An image showing a SEM photograph

Source: © Lingbo Xiao et al 2021

Scanning electron microscopy image of the bismuth tungstate nanoplate catalyst

A new catalyst harnesses the energy associated with daily temperature changes, and uses it to convert carbon dioxide into methanol. The technique could one day be used to supply sustainable fuel.

Researchers in China have developed a catalyst that generates an electric current in response to temperature variation and then uses this to drive the conversion of carbon dioxide to methanol. The pyroelectric process relies on bismuth tungstate nanoplates that harvest heat energy during temperature changes – potentially offering a way to power fuel production using only the natural thermal changes during day and night cycles.

Soochow University’s Guifu Zou, who led the project, explains that while we are all familiar with daily temperature changes, most of this energy is wasted. His team wanted to find a way to transform this lost resource into usable energy. ‘In this work, our demonstration is to use pyroelectric materials to capture energy from temperature variation and to convert it into chemical energy,’ he says.

The pyroelectric catalyst that Zou’s team uses has a natural, built-in electric field. Changes in temperature cause the ions within the crystalline material to move slightly, altering its electrical polarisation and producing a current.

‘The spontaneous polarisation of pyroelectric materials decreases with the increase of temperature,’ explains Zou. ‘Once the temperature of the pyroelectric material changes, the balance between spontaneous polarisation and bound charge is broken. To rebuild the balance, free charges are generated. The cooling process is similar.’

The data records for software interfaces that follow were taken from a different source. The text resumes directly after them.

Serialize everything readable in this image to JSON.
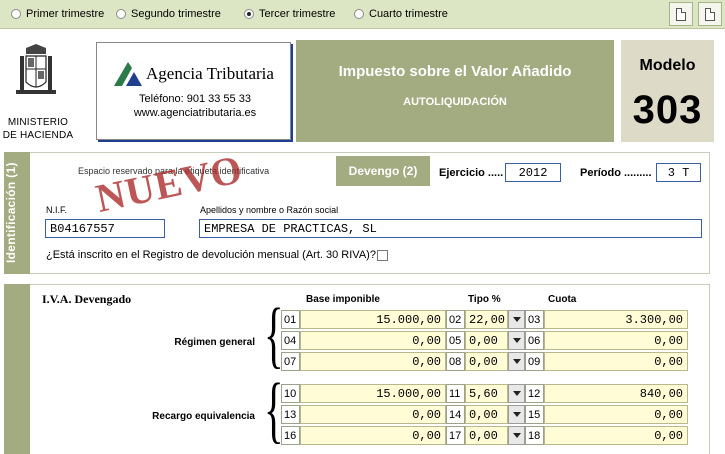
{
  "periods": {
    "options": [
      "Primer trimestre",
      "Segundo  trimestre",
      "Tercer trimestre",
      "Cuarto trimestre"
    ],
    "selected_index": 2
  },
  "header": {
    "ministry_line1": "MINISTERIO",
    "ministry_line2": "DE HACIENDA",
    "agency_name": "Agencia Tributaria",
    "agency_phone": "Teléfono:  901 33 55 33",
    "agency_web": "www.agenciatributaria.es",
    "tax_title": "Impuesto sobre el Valor Añadido",
    "tax_subtitle": "AUTOLIQUIDACIÓN",
    "model_label": "Modelo",
    "model_number": "303"
  },
  "identification": {
    "section_label": "Identificación (1)",
    "reserved_text": "Espacio reservado para la etiqueta identificativa",
    "stamp": "NUEVO",
    "devengo_label": "Devengo (2)",
    "ejercicio_label": "Ejercicio .....",
    "ejercicio_value": "2012",
    "periodo_label": "Período .........",
    "periodo_value": "3 T",
    "nif_label": "N.I.F.",
    "nif_value": "B04167557",
    "name_label": "Apellidos y nombre o Razón social",
    "name_value": "EMPRESA DE PRACTICAS, SL",
    "registro_question": "¿Está inscrito en el Registro de devolución mensual (Art. 30 RIVA)?",
    "registro_checked": false
  },
  "iva": {
    "title": "I.V.A. Devengado",
    "headers": {
      "base": "Base imponible",
      "tipo": "Tipo %",
      "cuota": "Cuota"
    },
    "groups": [
      {
        "label": "Régimen general",
        "rows": [
          {
            "n_base": "01",
            "base": "15.000,00",
            "n_tipo": "02",
            "tipo": "22,00",
            "n_cuota": "03",
            "cuota": "3.300,00"
          },
          {
            "n_base": "04",
            "base": "0,00",
            "n_tipo": "05",
            "tipo": "0,00",
            "n_cuota": "06",
            "cuota": "0,00"
          },
          {
            "n_base": "07",
            "base": "0,00",
            "n_tipo": "08",
            "tipo": "0,00",
            "n_cuota": "09",
            "cuota": "0,00"
          }
        ]
      },
      {
        "label": "Recargo equivalencia",
        "rows": [
          {
            "n_base": "10",
            "base": "15.000,00",
            "n_tipo": "11",
            "tipo": "5,60",
            "n_cuota": "12",
            "cuota": "840,00"
          },
          {
            "n_base": "13",
            "base": "0,00",
            "n_tipo": "14",
            "tipo": "0,00",
            "n_cuota": "15",
            "cuota": "0,00"
          },
          {
            "n_base": "16",
            "base": "0,00",
            "n_tipo": "17",
            "tipo": "0,00",
            "n_cuota": "18",
            "cuota": "0,00"
          }
        ]
      }
    ]
  },
  "toolbar": {
    "icons": [
      "new-document-icon",
      "copy-document-icon"
    ]
  },
  "colors": {
    "olive": "#a3ab80",
    "topbar": "#dde6c4",
    "cell": "#fffcd6",
    "field_border": "#3a5ea6"
  }
}
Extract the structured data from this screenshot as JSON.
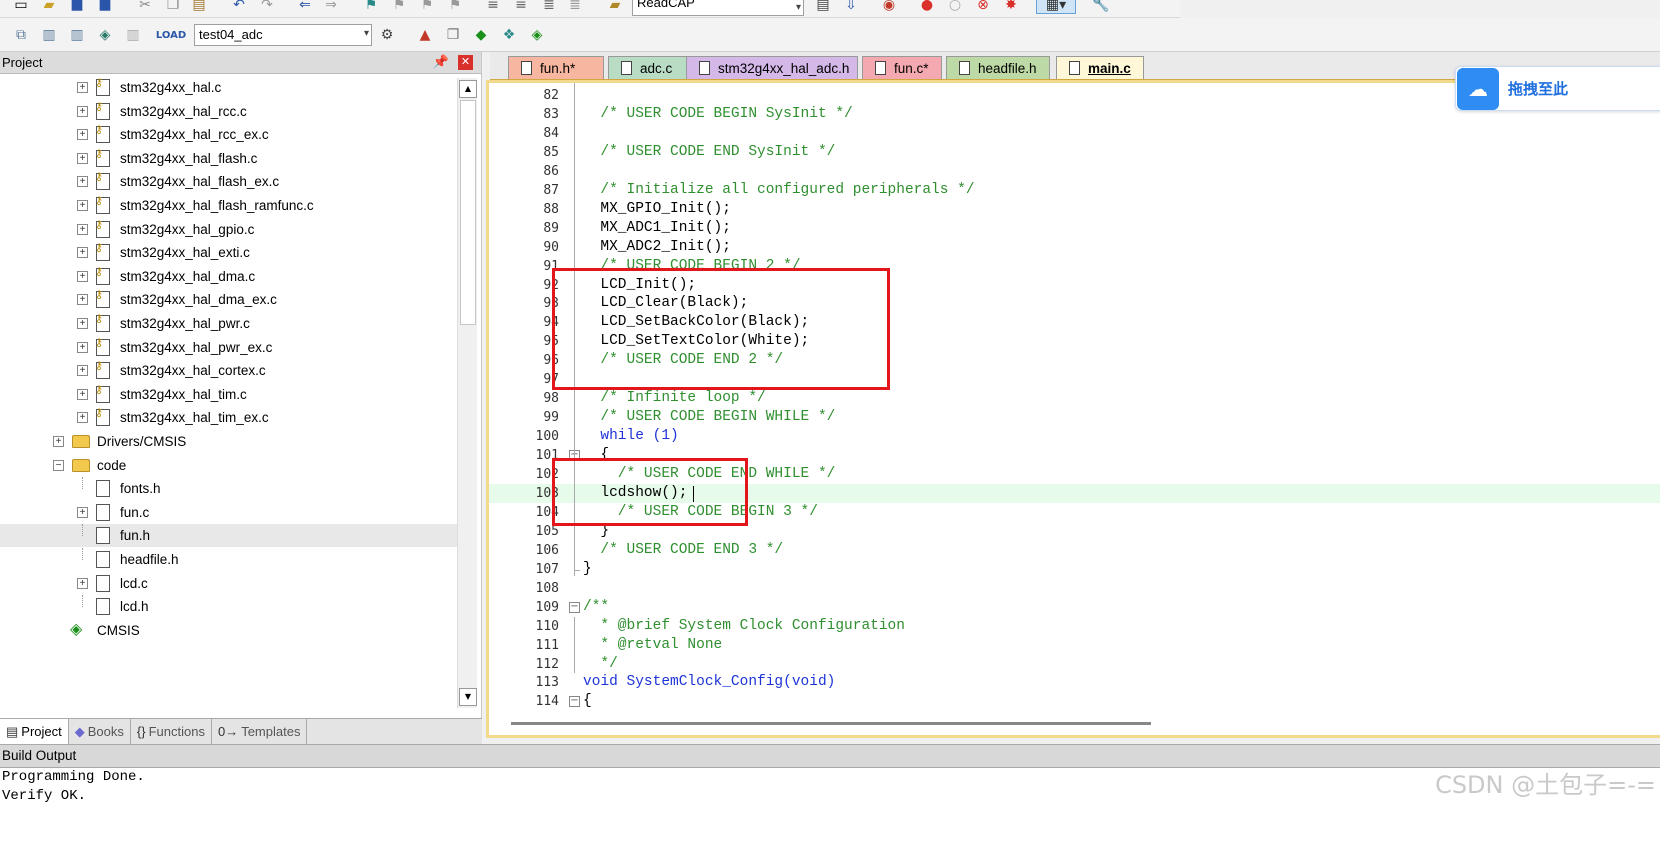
{
  "toolbar": {
    "target_select_value": "test04_adc",
    "find_select_value": "ReadCAP"
  },
  "project_pane": {
    "title": "Project",
    "tree": [
      {
        "label": "stm32g4xx_hal.c",
        "kind": "file-key",
        "expander": "+"
      },
      {
        "label": "stm32g4xx_hal_rcc.c",
        "kind": "file-key",
        "expander": "+"
      },
      {
        "label": "stm32g4xx_hal_rcc_ex.c",
        "kind": "file-key",
        "expander": "+"
      },
      {
        "label": "stm32g4xx_hal_flash.c",
        "kind": "file-key",
        "expander": "+"
      },
      {
        "label": "stm32g4xx_hal_flash_ex.c",
        "kind": "file-key",
        "expander": "+"
      },
      {
        "label": "stm32g4xx_hal_flash_ramfunc.c",
        "kind": "file-key",
        "expander": "+"
      },
      {
        "label": "stm32g4xx_hal_gpio.c",
        "kind": "file-key",
        "expander": "+"
      },
      {
        "label": "stm32g4xx_hal_exti.c",
        "kind": "file-key",
        "expander": "+"
      },
      {
        "label": "stm32g4xx_hal_dma.c",
        "kind": "file-key",
        "expander": "+"
      },
      {
        "label": "stm32g4xx_hal_dma_ex.c",
        "kind": "file-key",
        "expander": "+"
      },
      {
        "label": "stm32g4xx_hal_pwr.c",
        "kind": "file-key",
        "expander": "+"
      },
      {
        "label": "stm32g4xx_hal_pwr_ex.c",
        "kind": "file-key",
        "expander": "+"
      },
      {
        "label": "stm32g4xx_hal_cortex.c",
        "kind": "file-key",
        "expander": "+"
      },
      {
        "label": "stm32g4xx_hal_tim.c",
        "kind": "file-key",
        "expander": "+"
      },
      {
        "label": "stm32g4xx_hal_tim_ex.c",
        "kind": "file-key",
        "expander": "+"
      },
      {
        "label": "Drivers/CMSIS",
        "kind": "folder",
        "expander": "+"
      },
      {
        "label": "code",
        "kind": "folder-open",
        "expander": "−"
      },
      {
        "label": "fonts.h",
        "kind": "file",
        "expander": ""
      },
      {
        "label": "fun.c",
        "kind": "file",
        "expander": "+"
      },
      {
        "label": "fun.h",
        "kind": "file",
        "expander": "",
        "selected": true
      },
      {
        "label": "headfile.h",
        "kind": "file",
        "expander": ""
      },
      {
        "label": "lcd.c",
        "kind": "file",
        "expander": "+"
      },
      {
        "label": "lcd.h",
        "kind": "file",
        "expander": ""
      },
      {
        "label": "CMSIS",
        "kind": "cmsis",
        "expander": ""
      }
    ],
    "tabs": [
      {
        "label": "Project",
        "icon": "project-icon",
        "active": true
      },
      {
        "label": "Books",
        "icon": "books-icon",
        "active": false
      },
      {
        "label": "Functions",
        "icon": "braces-icon",
        "active": false
      },
      {
        "label": "Templates",
        "icon": "templates-icon",
        "active": false
      }
    ]
  },
  "editor_tabs": [
    {
      "label": "fun.h*",
      "color": "#f7b6a0",
      "icon": "doc-icon"
    },
    {
      "label": "adc.c",
      "color": "#b9dcc4",
      "icon": "gear-doc-icon"
    },
    {
      "label": "stm32g4xx_hal_adc.h",
      "color": "#d4b8e8",
      "icon": "key-doc-icon"
    },
    {
      "label": "fun.c*",
      "color": "#f4a8b0",
      "icon": "doc-icon"
    },
    {
      "label": "headfile.h",
      "color": "#bcd9a6",
      "icon": "doc-icon"
    },
    {
      "label": "main.c",
      "color": "#fff8d8",
      "icon": "doc-icon",
      "active": true
    }
  ],
  "code_lines": [
    {
      "n": "82",
      "text": ""
    },
    {
      "n": "83",
      "text": "  /* USER CODE BEGIN SysInit */",
      "style": "cmt"
    },
    {
      "n": "84",
      "text": ""
    },
    {
      "n": "85",
      "text": "  /* USER CODE END SysInit */",
      "style": "cmt"
    },
    {
      "n": "86",
      "text": ""
    },
    {
      "n": "87",
      "text": "  /* Initialize all configured peripherals */",
      "style": "cmt"
    },
    {
      "n": "88",
      "text": "  MX_GPIO_Init();"
    },
    {
      "n": "89",
      "text": "  MX_ADC1_Init();"
    },
    {
      "n": "90",
      "text": "  MX_ADC2_Init();"
    },
    {
      "n": "91",
      "text": "  /* USER CODE BEGIN 2 */",
      "style": "cmt"
    },
    {
      "n": "92",
      "text": "  LCD_Init();"
    },
    {
      "n": "93",
      "text": "  LCD_Clear(Black);"
    },
    {
      "n": "94",
      "text": "  LCD_SetBackColor(Black);"
    },
    {
      "n": "95",
      "text": "  LCD_SetTextColor(White);"
    },
    {
      "n": "96",
      "text": "  /* USER CODE END 2 */",
      "style": "cmt"
    },
    {
      "n": "97",
      "text": ""
    },
    {
      "n": "98",
      "text": "  /* Infinite loop */",
      "style": "cmt"
    },
    {
      "n": "99",
      "text": "  /* USER CODE BEGIN WHILE */",
      "style": "cmt"
    },
    {
      "n": "100",
      "text": "  while (1)",
      "style": "while"
    },
    {
      "n": "101",
      "text": "  {"
    },
    {
      "n": "102",
      "text": "    /* USER CODE END WHILE */",
      "style": "cmt"
    },
    {
      "n": "103",
      "text": "  lcdshow();",
      "current": true
    },
    {
      "n": "104",
      "text": "    /* USER CODE BEGIN 3 */",
      "style": "cmt"
    },
    {
      "n": "105",
      "text": "  }"
    },
    {
      "n": "106",
      "text": "  /* USER CODE END 3 */",
      "style": "cmt"
    },
    {
      "n": "107",
      "text": "}"
    },
    {
      "n": "108",
      "text": ""
    },
    {
      "n": "109",
      "text": "/**",
      "style": "cmt"
    },
    {
      "n": "110",
      "text": "  * @brief System Clock Configuration",
      "style": "cmt"
    },
    {
      "n": "111",
      "text": "  * @retval None",
      "style": "cmt"
    },
    {
      "n": "112",
      "text": "  */",
      "style": "cmt"
    },
    {
      "n": "113",
      "text": "void SystemClock_Config(void)",
      "style": "void"
    },
    {
      "n": "114",
      "text": "{"
    }
  ],
  "baidu_widget": {
    "label": "拖拽至此"
  },
  "build_output": {
    "title": "Build Output",
    "lines": [
      "Programming Done.",
      "Verify OK."
    ]
  },
  "watermark": "CSDN @土包子=-=",
  "colors": {
    "annotation_red": "#e3161b",
    "comment_green": "#2f8f2f",
    "keyword_blue": "#1e34d8"
  }
}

An image showing five different adsorption configurations for CO2 on Bi2WO6

Source: © Lingbo Xiao et al 2021

Five different adsorption configurations for carbon dioxide on the bismuth tungstate catalyst. The red, gray, purple, and brown spheres stands for O, W, Bi, and C atoms, respectively

While pyroelectric catalysts have previously been used in water-splitting reactions, this is the first time that they have been applied to carbon dioxide reduction. Operating at atmospheric pressure, the bismuth tungstate nanomaterial could generate methanol over 20 thermal cycles with temperatures varying between 15°C and 70°C.

While these systems are still at a very early stage, Zou’s team notes that, in theory, pyroelectric devices could achieve energy conversions as high as 92% – far higher than the around 20% efficiencies typically seen with much more developed photovoltaic technologies.

‘[This work] demonstrates an important step towards development of pyroelectric platforms for catalytic reduction of CO2 to methanol,’ comments Hamideh Khanbareh, an expert in pyroelectric materials based at the University of Bath, UK, who was not involved in the project. ‘Bismuth tungstate nanoplatelets with a layered perovskite structure providing a high surface area and a high photoelectric and pyroelectric activity are shown to be well suited for converting the abundantly available low-grade waste heat into electrochemical energy.’ With the growing demand for sustainable energy, Khanbareh says these findings will motivate further research into using pyro-electrochemical fuel cells to make an even wider range of chemical feedstocks and fuels.

Zou’s team will now focus on searching for new pyroelectric materials to improve the efficiency of the process. ‘On the other hand, the synergy of photocatalysis and pyroelectric catalysis might provide an avenue to achieve efficient CO2 reduction,’ he adds.